**Exercise details**
Write out each line of the entries below that holds the word "JSON".

**Data about app and page elements**
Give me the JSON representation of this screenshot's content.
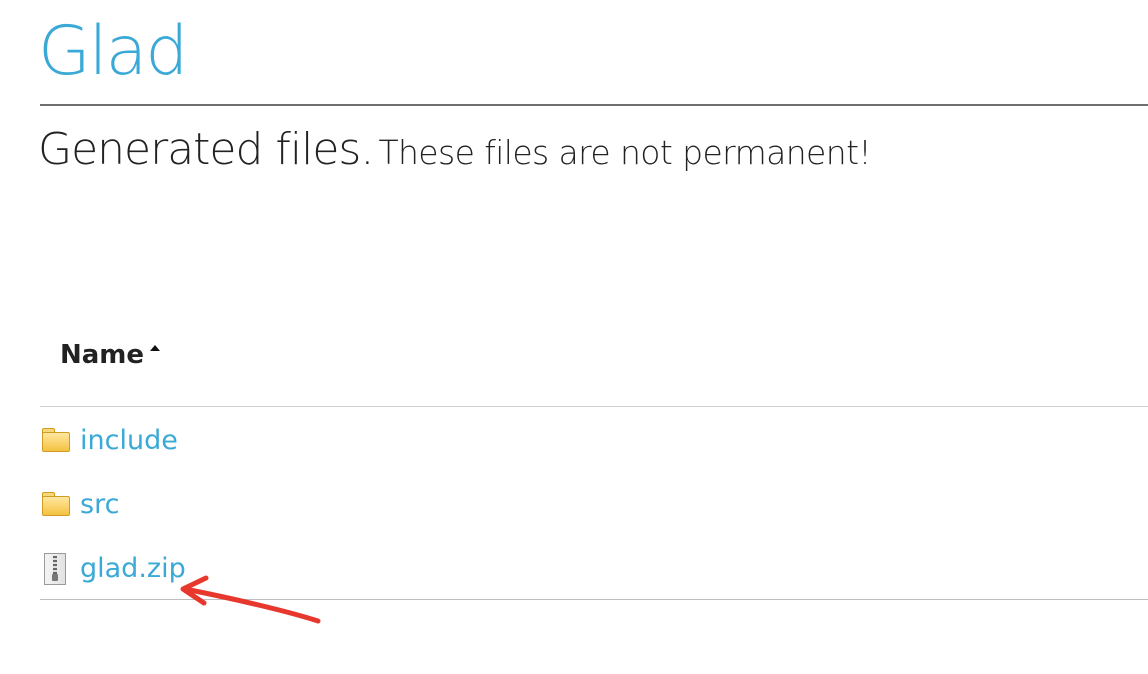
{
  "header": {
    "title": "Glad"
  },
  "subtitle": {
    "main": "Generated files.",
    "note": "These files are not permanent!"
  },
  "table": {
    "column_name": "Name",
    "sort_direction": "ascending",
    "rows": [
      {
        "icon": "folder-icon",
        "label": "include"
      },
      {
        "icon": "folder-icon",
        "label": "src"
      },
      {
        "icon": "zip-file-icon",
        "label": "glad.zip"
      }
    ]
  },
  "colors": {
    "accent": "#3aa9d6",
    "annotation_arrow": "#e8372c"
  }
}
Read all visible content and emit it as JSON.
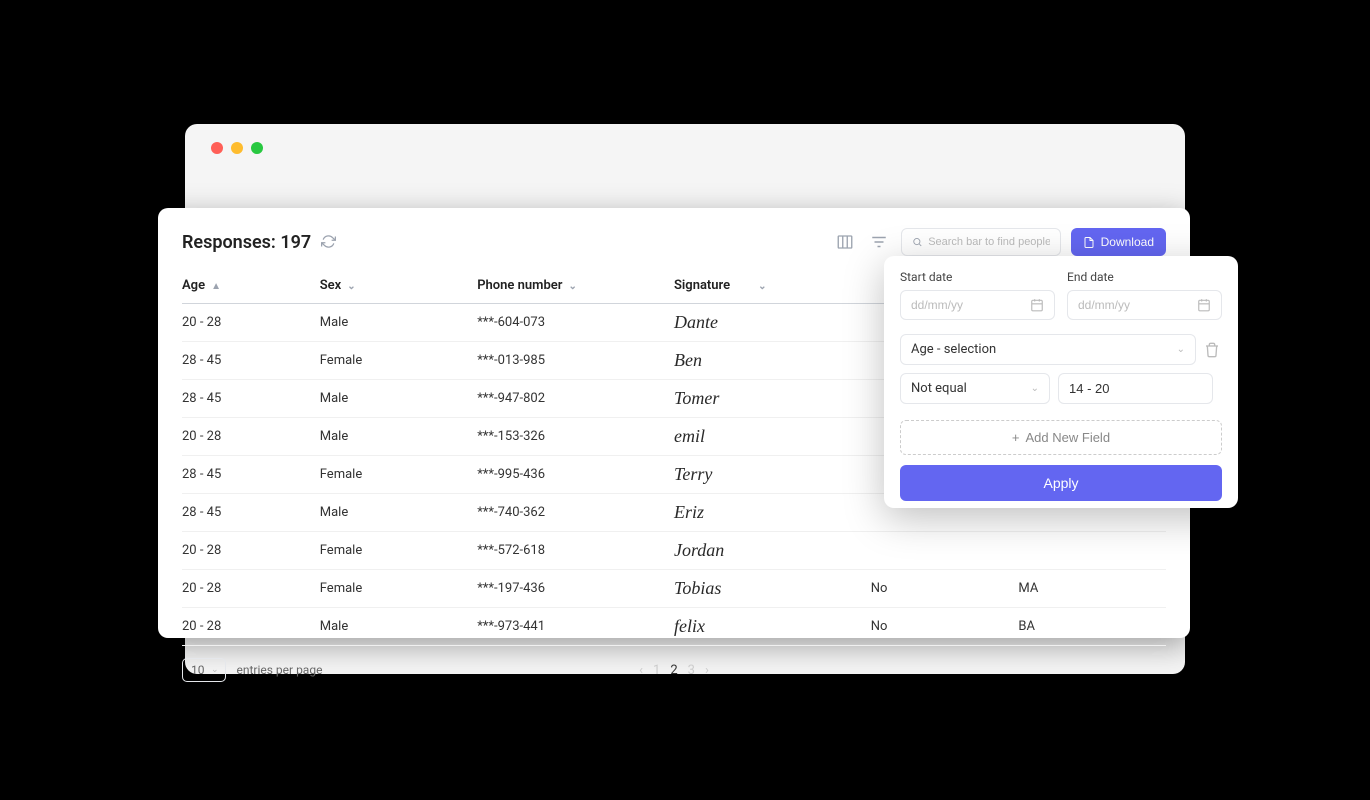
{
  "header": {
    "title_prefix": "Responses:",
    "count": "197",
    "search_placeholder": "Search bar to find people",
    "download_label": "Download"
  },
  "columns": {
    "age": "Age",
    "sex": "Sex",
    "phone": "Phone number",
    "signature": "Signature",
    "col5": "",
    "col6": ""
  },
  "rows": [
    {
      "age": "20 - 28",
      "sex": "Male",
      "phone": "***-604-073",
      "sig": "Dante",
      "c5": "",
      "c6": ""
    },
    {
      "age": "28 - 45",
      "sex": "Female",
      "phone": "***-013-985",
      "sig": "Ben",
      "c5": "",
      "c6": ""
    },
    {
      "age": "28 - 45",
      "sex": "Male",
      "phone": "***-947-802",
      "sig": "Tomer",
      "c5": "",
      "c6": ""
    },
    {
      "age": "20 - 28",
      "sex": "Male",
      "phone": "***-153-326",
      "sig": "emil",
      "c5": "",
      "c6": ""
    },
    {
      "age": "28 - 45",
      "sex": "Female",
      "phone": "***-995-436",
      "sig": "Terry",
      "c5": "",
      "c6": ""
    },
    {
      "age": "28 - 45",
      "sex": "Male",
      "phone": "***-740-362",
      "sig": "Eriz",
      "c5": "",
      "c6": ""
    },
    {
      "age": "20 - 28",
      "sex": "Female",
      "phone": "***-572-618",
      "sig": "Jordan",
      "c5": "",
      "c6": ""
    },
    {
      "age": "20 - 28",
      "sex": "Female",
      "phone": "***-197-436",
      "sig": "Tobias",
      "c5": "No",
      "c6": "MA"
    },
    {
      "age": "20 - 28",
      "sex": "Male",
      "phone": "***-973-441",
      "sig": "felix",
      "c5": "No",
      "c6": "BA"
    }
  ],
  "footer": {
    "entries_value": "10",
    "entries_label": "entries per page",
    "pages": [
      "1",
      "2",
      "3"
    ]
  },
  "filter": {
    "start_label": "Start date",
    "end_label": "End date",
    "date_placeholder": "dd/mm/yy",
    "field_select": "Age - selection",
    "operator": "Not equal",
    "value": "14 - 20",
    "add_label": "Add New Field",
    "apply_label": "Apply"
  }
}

**Response area**
Give me the JSON representation of this screenshot's content.
Read all visible content and emit it as JSON.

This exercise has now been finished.